Input data below:

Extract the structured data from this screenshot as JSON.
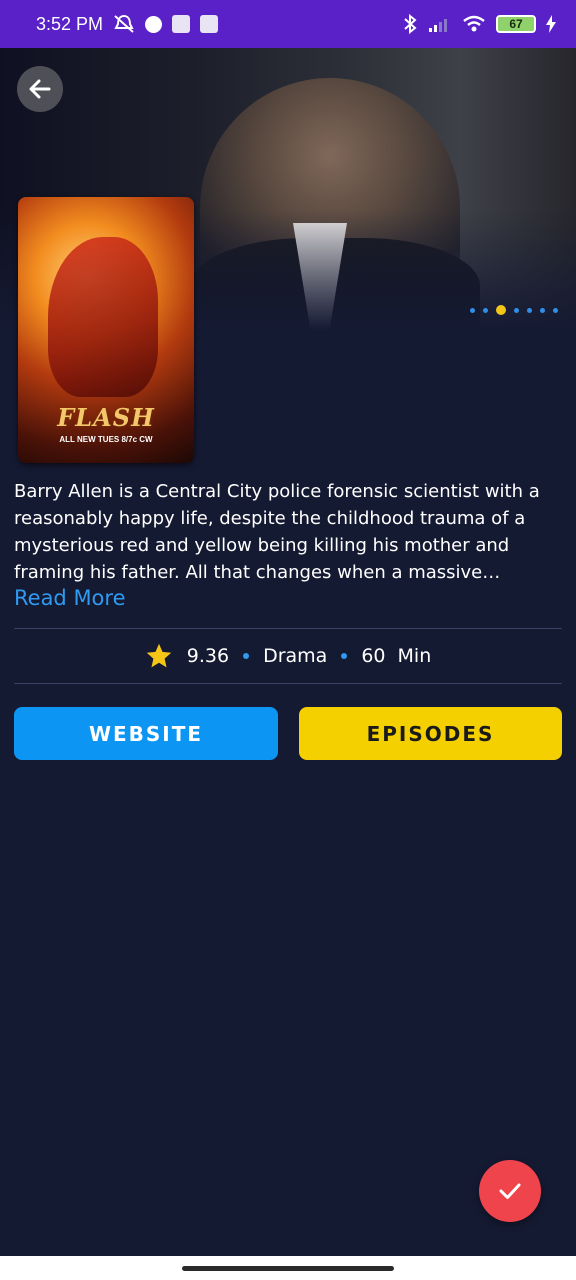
{
  "status_bar": {
    "time": "3:52 PM",
    "battery": "67"
  },
  "show": {
    "poster_title": "FLASH",
    "poster_tagline": "ALL NEW TUES 8/7c CW",
    "description": "Barry Allen is a Central City police forensic scientist with a reasonably happy life, despite the childhood trauma of a mysterious red and yellow being killing his mother and framing his father. All that changes when a massive…",
    "read_more_label": "Read More",
    "rating": "9.36",
    "genre": "Drama",
    "runtime_value": "60",
    "runtime_unit": "Min"
  },
  "carousel": {
    "dot_count": 7,
    "active_index": 2
  },
  "buttons": {
    "website_label": "WEBSITE",
    "episodes_label": "EPISODES"
  },
  "colors": {
    "background": "#151a33",
    "status_bar": "#5a21c9",
    "accent_blue": "#0d95f4",
    "accent_yellow": "#f5d000",
    "fab_red": "#f0444d",
    "star_yellow": "#f5c518"
  }
}
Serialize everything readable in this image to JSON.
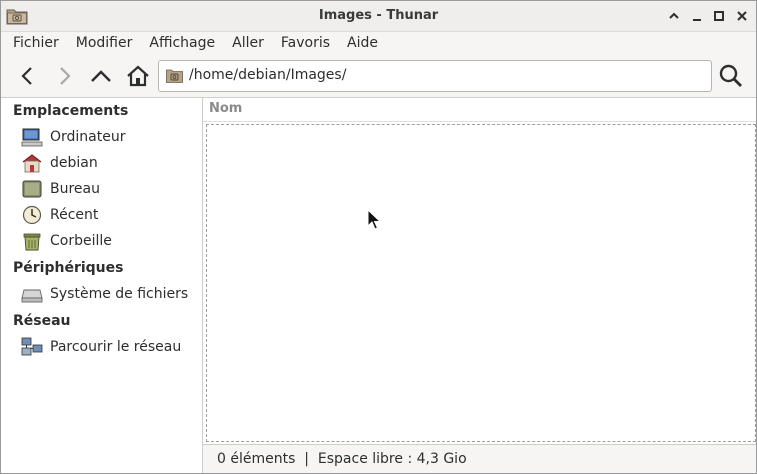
{
  "window": {
    "title": "Images - Thunar"
  },
  "menu": [
    "Fichier",
    "Modifier",
    "Affichage",
    "Aller",
    "Favoris",
    "Aide"
  ],
  "toolbar": {
    "location_path": "/home/debian/Images/"
  },
  "sidebar": {
    "sections": [
      {
        "title": "Emplacements",
        "items": [
          {
            "label": "Ordinateur",
            "icon": "computer-icon"
          },
          {
            "label": "debian",
            "icon": "home-folder-icon"
          },
          {
            "label": "Bureau",
            "icon": "desktop-icon"
          },
          {
            "label": "Récent",
            "icon": "recent-clock-icon"
          },
          {
            "label": "Corbeille",
            "icon": "trash-icon"
          }
        ]
      },
      {
        "title": "Périphériques",
        "items": [
          {
            "label": "Système de fichiers",
            "icon": "drive-icon"
          }
        ]
      },
      {
        "title": "Réseau",
        "items": [
          {
            "label": "Parcourir le réseau",
            "icon": "network-icon"
          }
        ]
      }
    ]
  },
  "main": {
    "column_name": "Nom"
  },
  "status": {
    "text": "0 éléments  |  Espace libre : 4,3 Gio"
  }
}
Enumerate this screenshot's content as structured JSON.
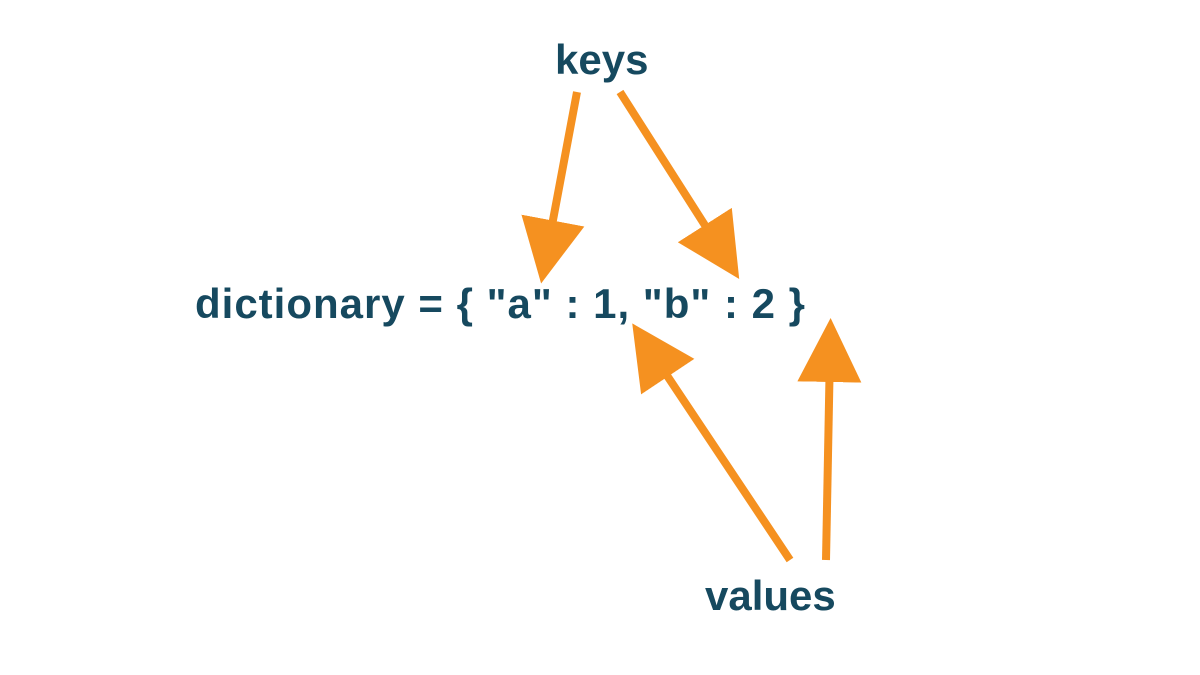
{
  "labels": {
    "keys": "keys",
    "values": "values"
  },
  "code": "dictionary = { \"a\" : 1, \"b\" : 2 }",
  "colors": {
    "text": "#16495f",
    "arrow": "#f59120"
  }
}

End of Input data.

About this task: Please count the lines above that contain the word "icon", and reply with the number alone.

Written answer: 7